Exercise material:
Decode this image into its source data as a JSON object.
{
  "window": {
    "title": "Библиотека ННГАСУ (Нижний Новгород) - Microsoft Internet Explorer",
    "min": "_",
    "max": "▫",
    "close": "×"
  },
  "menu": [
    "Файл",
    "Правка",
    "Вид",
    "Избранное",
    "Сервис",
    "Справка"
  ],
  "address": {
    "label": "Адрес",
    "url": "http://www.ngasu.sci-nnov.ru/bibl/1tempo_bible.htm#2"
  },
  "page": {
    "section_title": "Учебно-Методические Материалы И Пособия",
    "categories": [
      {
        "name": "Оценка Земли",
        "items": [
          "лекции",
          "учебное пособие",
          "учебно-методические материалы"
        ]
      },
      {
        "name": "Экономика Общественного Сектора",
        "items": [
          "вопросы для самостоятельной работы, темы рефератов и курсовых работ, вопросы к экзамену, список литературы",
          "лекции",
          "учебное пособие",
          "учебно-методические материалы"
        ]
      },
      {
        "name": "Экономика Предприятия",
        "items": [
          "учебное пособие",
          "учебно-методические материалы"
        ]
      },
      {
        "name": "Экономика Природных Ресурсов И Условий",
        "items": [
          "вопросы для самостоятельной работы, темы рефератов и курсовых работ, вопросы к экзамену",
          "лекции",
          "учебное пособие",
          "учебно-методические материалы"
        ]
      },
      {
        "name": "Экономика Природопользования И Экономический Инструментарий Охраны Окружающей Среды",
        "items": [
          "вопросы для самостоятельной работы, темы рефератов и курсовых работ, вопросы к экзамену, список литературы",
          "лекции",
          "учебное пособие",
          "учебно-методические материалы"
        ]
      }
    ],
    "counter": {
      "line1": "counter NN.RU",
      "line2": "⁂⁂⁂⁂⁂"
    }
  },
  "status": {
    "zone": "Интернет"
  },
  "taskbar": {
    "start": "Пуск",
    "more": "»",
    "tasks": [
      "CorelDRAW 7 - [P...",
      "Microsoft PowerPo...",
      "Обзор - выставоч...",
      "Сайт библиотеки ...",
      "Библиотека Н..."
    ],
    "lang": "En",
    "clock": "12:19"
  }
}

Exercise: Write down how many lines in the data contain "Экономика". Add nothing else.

Response: 4